Activity: Whenever a line in the data contains "решение", show that line.
◆ ◆ ◆ ◆
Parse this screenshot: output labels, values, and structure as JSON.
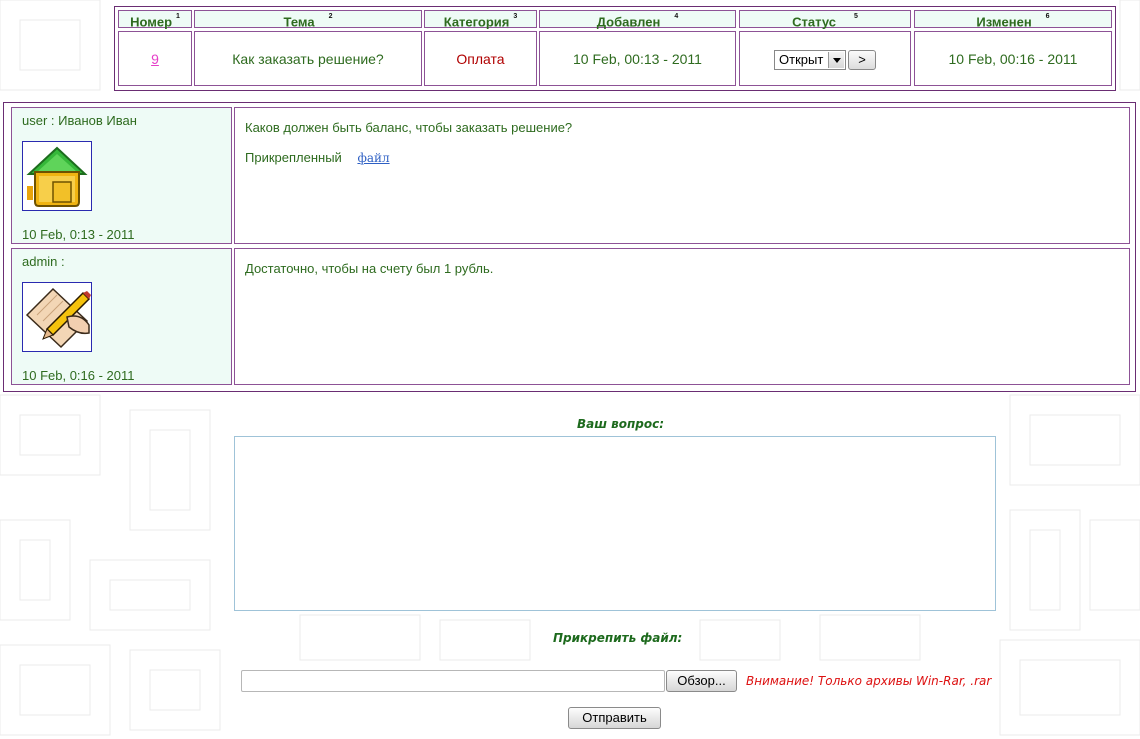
{
  "ticket": {
    "headers": [
      {
        "label": "Номер",
        "sort": "1"
      },
      {
        "label": "Тема",
        "sort": "2"
      },
      {
        "label": "Категория",
        "sort": "3"
      },
      {
        "label": "Добавлен",
        "sort": "4"
      },
      {
        "label": "Статус",
        "sort": "5"
      },
      {
        "label": "Изменен",
        "sort": "6"
      }
    ],
    "number": "9",
    "subject": "Как заказать решение?",
    "category": "Оплата",
    "added": "10 Feb, 00:13 - 2011",
    "status": "Открыт",
    "status_go": ">",
    "changed": "10 Feb, 00:16 - 2011"
  },
  "messages": [
    {
      "author": "user : Иванов Иван",
      "avatar_icon": "house-icon",
      "date": "10 Feb, 0:13 - 2011",
      "text": "Каков должен быть баланс, чтобы заказать решение?",
      "attachment_label": "Прикрепленный",
      "attachment_link": "файл"
    },
    {
      "author": "admin :",
      "avatar_icon": "pencil-paper-icon",
      "date": "10 Feb, 0:16 - 2011",
      "text": "Достаточно, чтобы на счету был 1 рубль."
    }
  ],
  "form": {
    "question_label": "Ваш вопрос:",
    "question_value": "",
    "attach_label": "Прикрепить файл:",
    "browse_label": "Обзор...",
    "warning": "Внимание! Только архивы Win-Rar, .rar",
    "submit_label": "Отправить"
  },
  "colors": {
    "text_green": "#2e6b1f",
    "border_purple": "#6a2d73",
    "header_bg": "#eefbf6",
    "link_pink": "#e63ec9",
    "category_red": "#b00000",
    "warning_red": "#dd1111"
  }
}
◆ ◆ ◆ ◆
Exercise result:
    "subject": "Как заказать решение?",
      "text": "Каков должен быть баланс, чтобы заказать решение?",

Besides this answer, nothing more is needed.